▸ Task brief
Nothing belongs in the answer except the lines of the material that include "label".

___ The input

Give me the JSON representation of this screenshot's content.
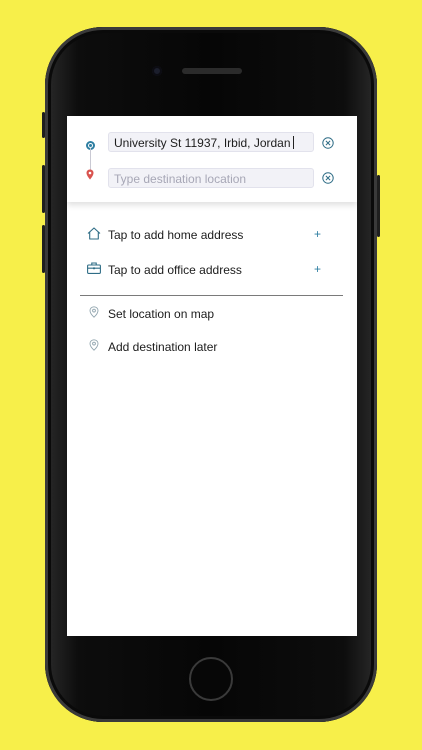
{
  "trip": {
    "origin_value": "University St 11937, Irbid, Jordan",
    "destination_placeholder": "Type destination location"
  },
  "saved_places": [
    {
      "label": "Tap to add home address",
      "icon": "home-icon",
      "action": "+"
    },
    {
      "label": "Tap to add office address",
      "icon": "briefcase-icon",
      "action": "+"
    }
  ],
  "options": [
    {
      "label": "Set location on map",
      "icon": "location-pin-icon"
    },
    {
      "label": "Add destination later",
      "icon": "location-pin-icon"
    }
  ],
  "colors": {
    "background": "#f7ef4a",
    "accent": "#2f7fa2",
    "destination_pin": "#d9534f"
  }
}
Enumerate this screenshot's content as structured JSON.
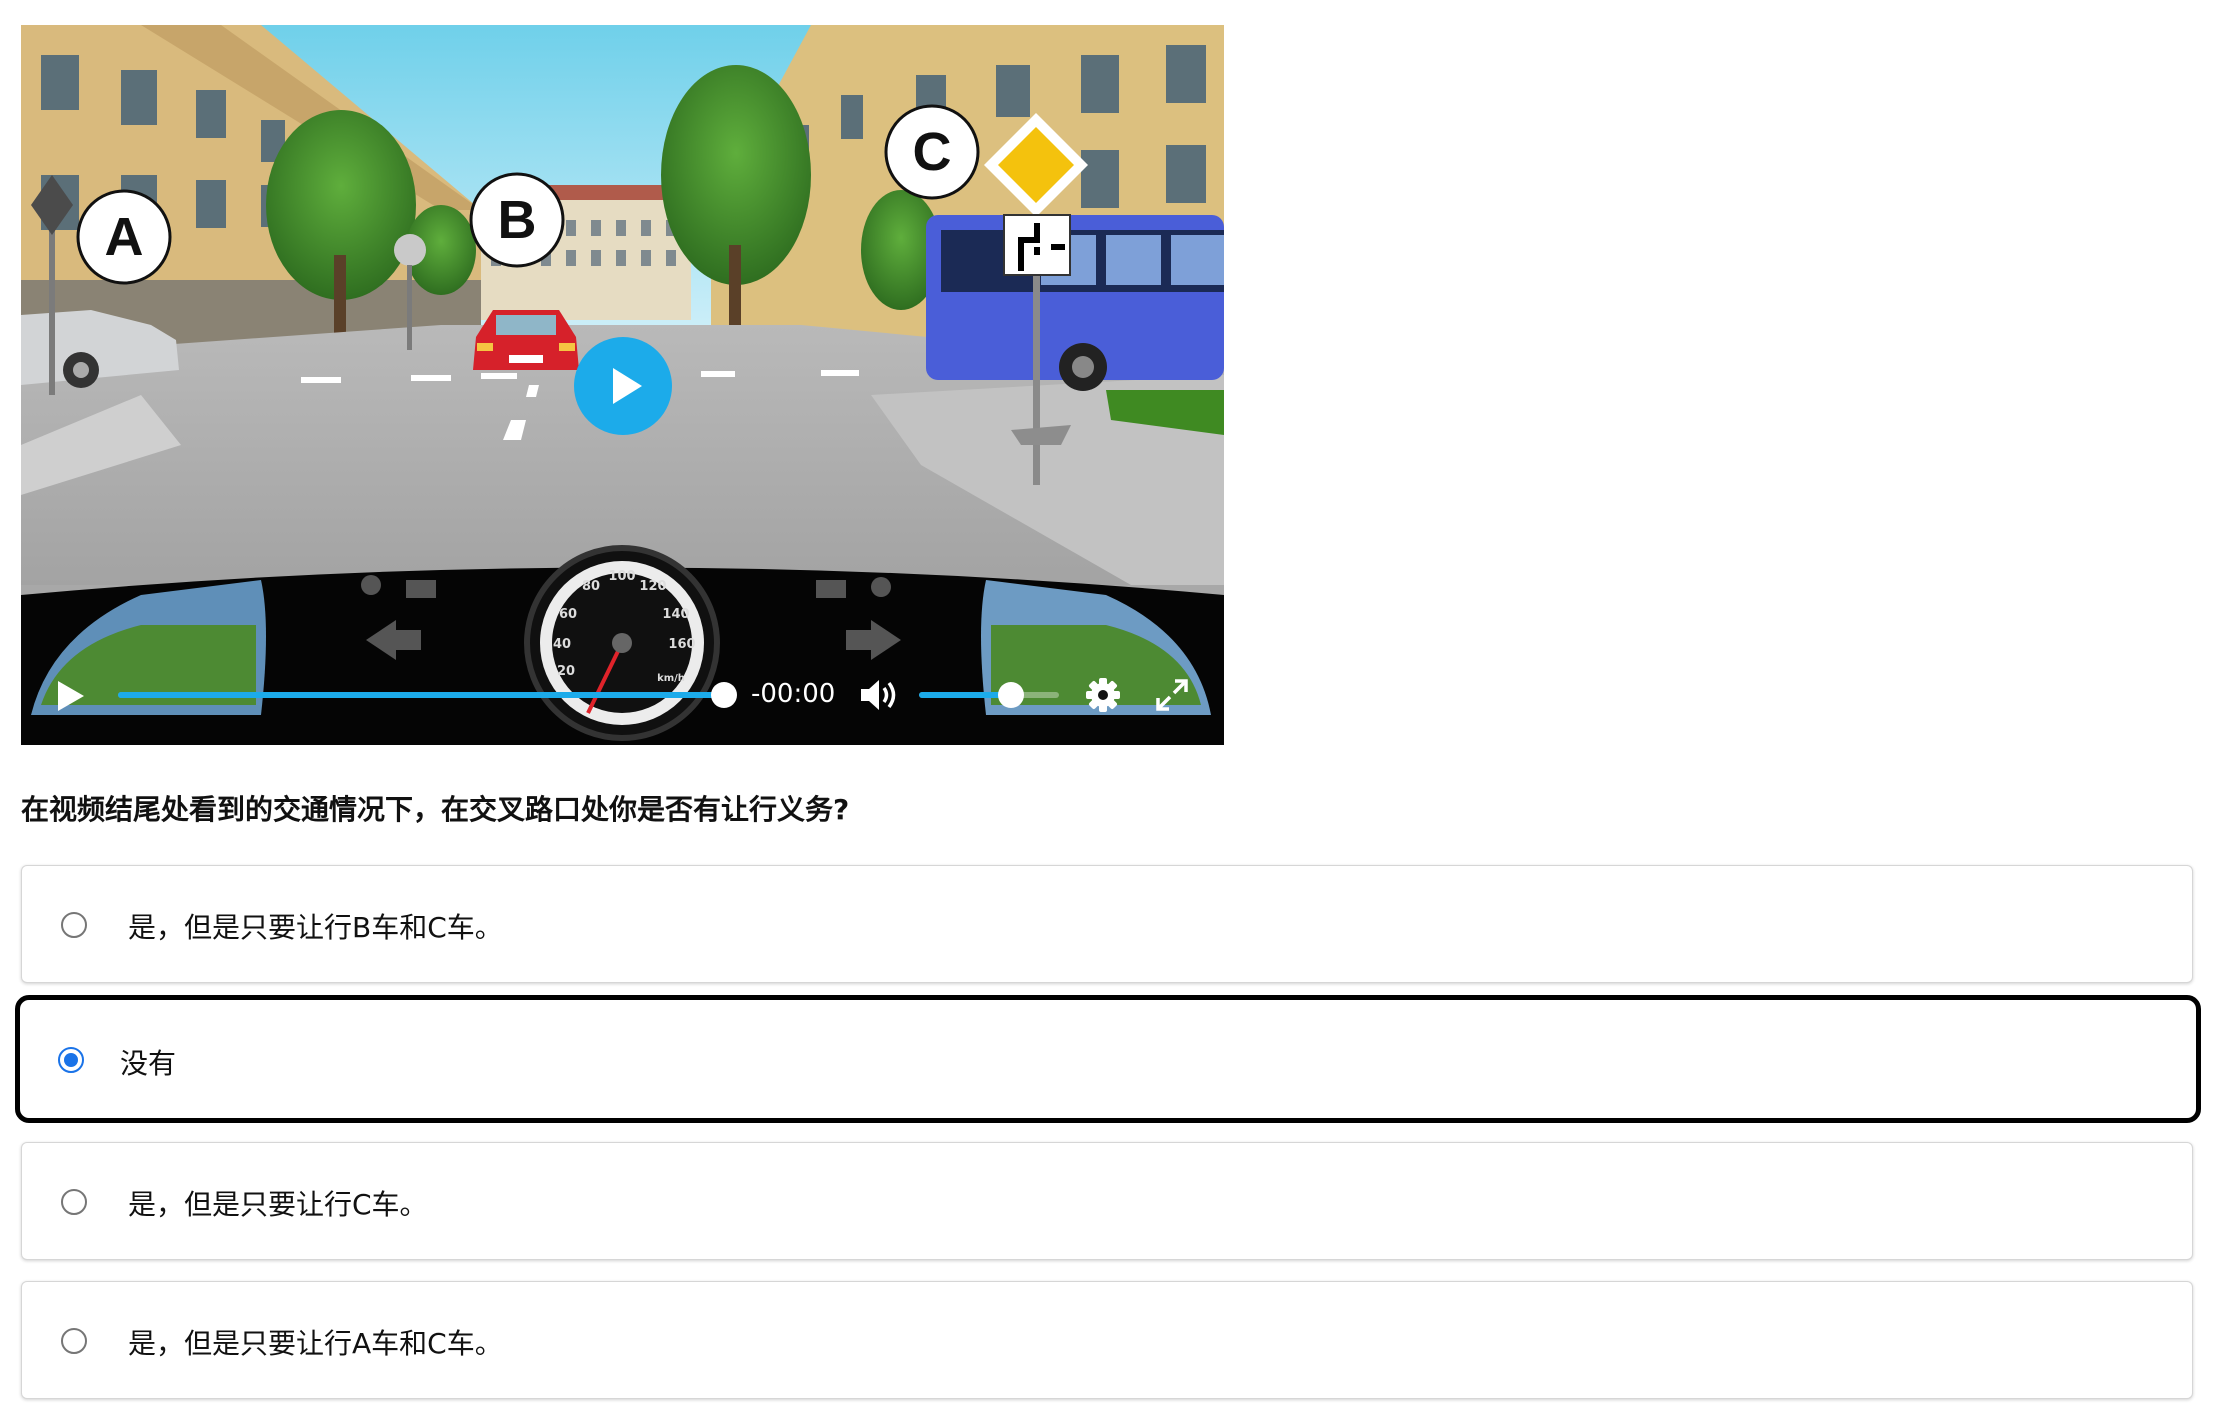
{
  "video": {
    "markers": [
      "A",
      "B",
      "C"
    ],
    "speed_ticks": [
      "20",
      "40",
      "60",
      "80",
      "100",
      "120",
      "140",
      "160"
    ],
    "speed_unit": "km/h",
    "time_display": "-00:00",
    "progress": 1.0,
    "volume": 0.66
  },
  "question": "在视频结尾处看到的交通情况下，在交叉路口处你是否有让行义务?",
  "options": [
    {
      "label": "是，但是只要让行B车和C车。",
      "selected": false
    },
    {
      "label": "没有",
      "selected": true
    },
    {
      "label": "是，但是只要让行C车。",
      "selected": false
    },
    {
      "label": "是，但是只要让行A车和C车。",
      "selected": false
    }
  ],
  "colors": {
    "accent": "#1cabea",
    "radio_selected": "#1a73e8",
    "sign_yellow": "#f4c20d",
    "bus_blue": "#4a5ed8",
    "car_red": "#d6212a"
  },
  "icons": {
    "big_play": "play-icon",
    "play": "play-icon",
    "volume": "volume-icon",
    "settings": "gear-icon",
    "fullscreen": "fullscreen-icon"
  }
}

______

▸ Answer to this task
      "label": "Tap to add home address",
      "label": "Tap to add office address",
      "label": "Set location on map",
      "label": "Add destination later",
      "label": "是，但是只要让行B车和C车。",
      "label": "没有",
      "label": "是，但是只要让行C车。",
      "label": "是，但是只要让行A车和C车。",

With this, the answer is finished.